Adam Lashinsky’s new book Inside Apple offers lots of intriguing material about Steve Jobs and the strategic choices, design principles, and business tactics that created the most valuable company on earth. But for all of Lashinsky’s behind-the-scenes material about Apple’s legendary leader, it was a public story about Apple’s new leader, CEO Tim Cook, that most captured my attention—and offered a powerful insight for leaders everywhere looking to create value in their organizations.

The story goes back to January 21, 2009, during Cook’s inaugural conference call with investors after Jobs announced his medical leave of absence. The very first question, Lashinsky reports, was from an analyst who wanted to know whether Cook might replace Jobs permanently and how the company would be different if he did. Cook did not respond with a detailed review of the products Apple made or the retail environments in which it sold them. Instead, he offered an unscripted statement of what he and everyone at Apple believed—“as if reciting a creed he had learned as a child” in Sunday School.

“We believe that we are on the face of the earth to make great products, and that’s not changing…” Cook declared.
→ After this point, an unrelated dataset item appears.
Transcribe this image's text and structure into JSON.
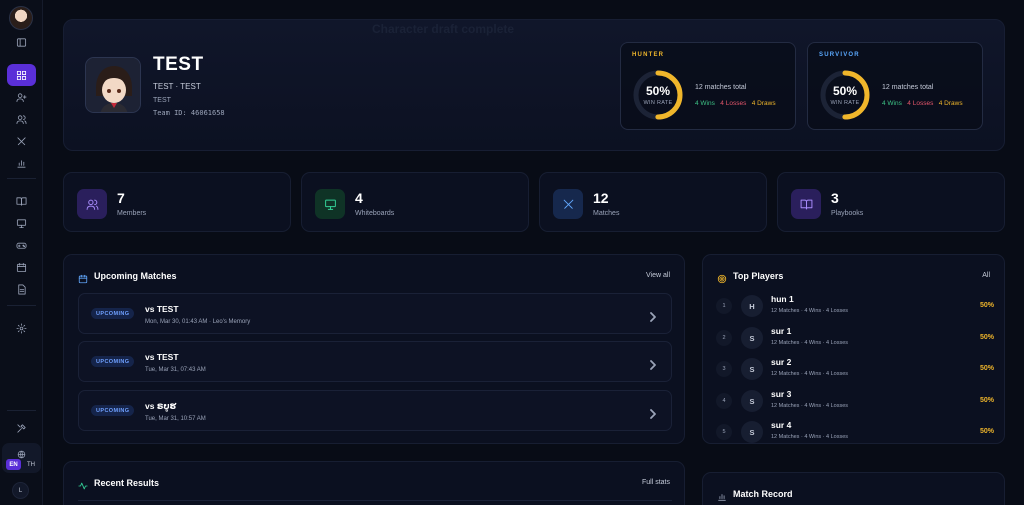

“We believe in the simple not the complex…We believe in saying no to thousands of products, so that we can really focus on the few that are truly important and meaningful to us,” he added.

“We believe in deep collaboration and cross-pollination of our groups, which allow us to innovate in ways other cannot…And I think that regardless of who is in what job those values are so embedded in this company that Apple will do extremely well,” he concluded.

It’s not what you sell, it’s what you believe. If there is one principle that I believe explains why some organizations—Apple, Southwest Airlines, USAA, Cirque du Soleil, the Marine Corps, Pixar—consistently and dramatically outperform their rivals, it is that every person in the organization, regardless of job title or function, understands what makes the organization tick and why what the organization does matters.

Over at my Harvard Business Review blog, I explore the three questions that every great company has to answer: What do you promise that nobody else in your industry can promise? What do you deliver that nobody else can deliver? What do you believe that only you believe?

You can read the essay here.